Careful planning can mitigate P3 risks

When PPPs fail it’s usually due to inadequate transaction design and application, a new Fitch Ratings report finds.

Taking into consideration the uniqueness of each public-private partnership (PPP; P3) project, identifying risks, allocating risk, and not overestimating demand are some of the steps that ensure good P3 planning, according to a new report by Fitch Ratings.

“PPPs provide public value, but they need to be crafted carefully,” the rating agency’s managing director of global infrastructure and project finance and report lead author Cherian George said in a statement announcing the release of “Global PPP Lessons Learned”.

“A key assumption is that a normal environment will prevail,” he continued. “But the uniqueness of each PPP and the impossible nature of predicting all future challenges in advance creates a crucial – and vulnerable – link in the chain.”

What can upset a ‘normal environment’, according to the report, can be economic recession, a change in political risk, or a shift in the regulatory environment. All these events can have a meaningful effect on the performance of a P3 project.

The report also highlights the importance of properly identifying risk, taking into consideration the size and complexity of a project; as well as the importance of allocating risk to parties that are best able to manage them economically.
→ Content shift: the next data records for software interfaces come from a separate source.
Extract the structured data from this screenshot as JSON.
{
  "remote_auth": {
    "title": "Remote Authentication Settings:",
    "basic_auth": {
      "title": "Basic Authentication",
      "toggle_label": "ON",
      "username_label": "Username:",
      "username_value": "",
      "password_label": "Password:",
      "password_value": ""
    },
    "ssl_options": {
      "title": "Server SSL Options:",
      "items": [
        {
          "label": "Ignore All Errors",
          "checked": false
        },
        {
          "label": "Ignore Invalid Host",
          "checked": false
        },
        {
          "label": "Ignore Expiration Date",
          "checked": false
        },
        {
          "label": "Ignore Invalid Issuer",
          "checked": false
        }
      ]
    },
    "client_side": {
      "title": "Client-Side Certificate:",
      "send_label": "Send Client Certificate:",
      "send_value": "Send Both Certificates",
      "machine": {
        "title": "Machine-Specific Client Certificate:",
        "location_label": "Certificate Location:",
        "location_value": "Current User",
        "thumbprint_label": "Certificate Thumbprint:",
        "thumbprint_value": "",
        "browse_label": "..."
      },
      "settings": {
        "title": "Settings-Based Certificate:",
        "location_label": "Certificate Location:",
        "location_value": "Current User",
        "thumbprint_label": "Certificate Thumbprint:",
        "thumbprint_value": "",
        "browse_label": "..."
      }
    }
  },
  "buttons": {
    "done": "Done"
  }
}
“When all parties have appropriate levels of risk they are better incentivised to work together to find an amicable solution,” Cherian and his co-authors – Nicolas Painvin and Thomas McCormick – note.

Overestimating demand and over-leveraging an asset are also pitfalls to be avoided as they have often been the cause of failed P3 projects.
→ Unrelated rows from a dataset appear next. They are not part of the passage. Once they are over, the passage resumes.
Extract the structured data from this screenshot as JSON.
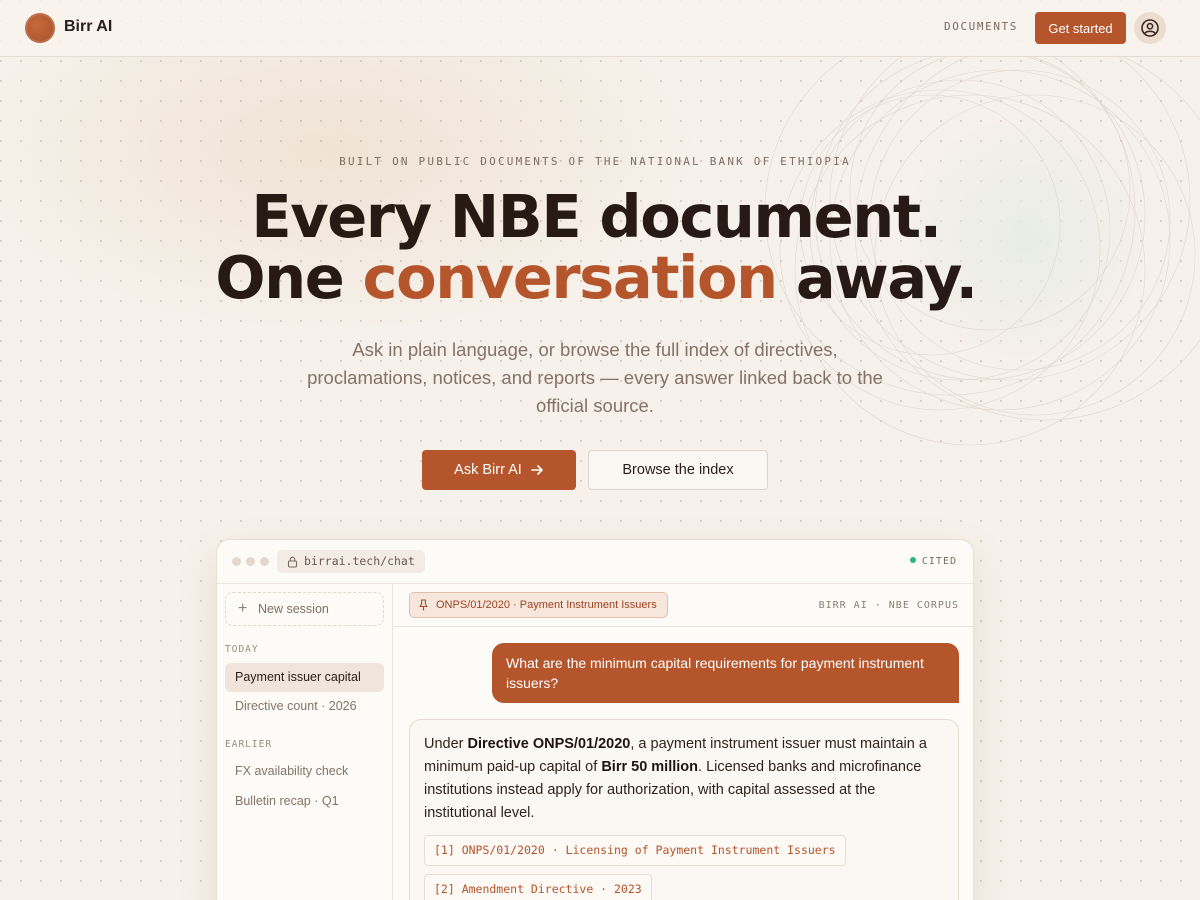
{
  "nav": {
    "brand": "Birr AI",
    "documents_link": "DOCUMENTS",
    "cta_label": "Get started",
    "avatar_icon": "user-circle-icon"
  },
  "hero": {
    "eyebrow": "BUILT ON PUBLIC DOCUMENTS OF THE NATIONAL BANK OF ETHIOPIA",
    "headline_line1": "Every NBE document.",
    "headline_line2_pre": "One ",
    "headline_line2_accent": "conversation",
    "headline_line2_post": " away.",
    "subtext": "Ask in plain language, or browse the full index of directives, proclamations, notices, and reports — every answer linked back to the official source.",
    "primary_button": "Ask Birr AI",
    "secondary_button": "Browse the index"
  },
  "app": {
    "url": "birrai.tech/chat",
    "status": "CITED",
    "sidebar": {
      "new_session": "New session",
      "today_label": "TODAY",
      "today_items": [
        "Payment issuer capital",
        "Directive count · 2026"
      ],
      "earlier_label": "EARLIER",
      "earlier_items": [
        "FX availability check",
        "Bulletin recap · Q1"
      ]
    },
    "chat": {
      "document_chip": "ONPS/01/2020 · Payment Instrument Issuers",
      "corpus_label": "BIRR AI · NBE CORPUS",
      "user_message": "What are the minimum capital requirements for payment instrument issuers?",
      "answer": {
        "t1": "Under ",
        "b1": "Directive ONPS/01/2020",
        "t2": ", a payment instrument issuer must maintain a minimum paid-up capital of ",
        "b2": "Birr 50 million",
        "t3": ". Licensed banks and microfinance institutions instead apply for authorization, with capital assessed at the institutional level."
      },
      "citations": [
        "[1] ONPS/01/2020 · Licensing of Payment Instrument Issuers",
        "[2] Amendment Directive · 2023"
      ]
    }
  },
  "colors": {
    "accent": "#b4552b",
    "background": "#f6f1ea",
    "status_green": "#2fb27a"
  }
}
“Defaults in PPP transactions have largely been the consequence of weak project economics (e.g. overestimated demand or poorly estimated costs) rather than friction between the parties or outright default by the grantor,” according to the report.

Additionally, overestimating demand compounds the negative impact of over-leveraging. “In instances of high leverage, the credit decline was greatest when projects with traffic and revenue forecasting risk significantly underperformed their revenue projections,” according to the report, which also lists a number of projects around the world that have proved problematic and identifies the risks that negatively affected each project.

Nonetheless, most risks can be anticipated and mitigated, according to the report’s authors.

“The issues that arise, while problematic, are not deal breakers and sensible minds often prevail with enough mutual benefit remaining for both parties to take the transaction to term,” they conclude.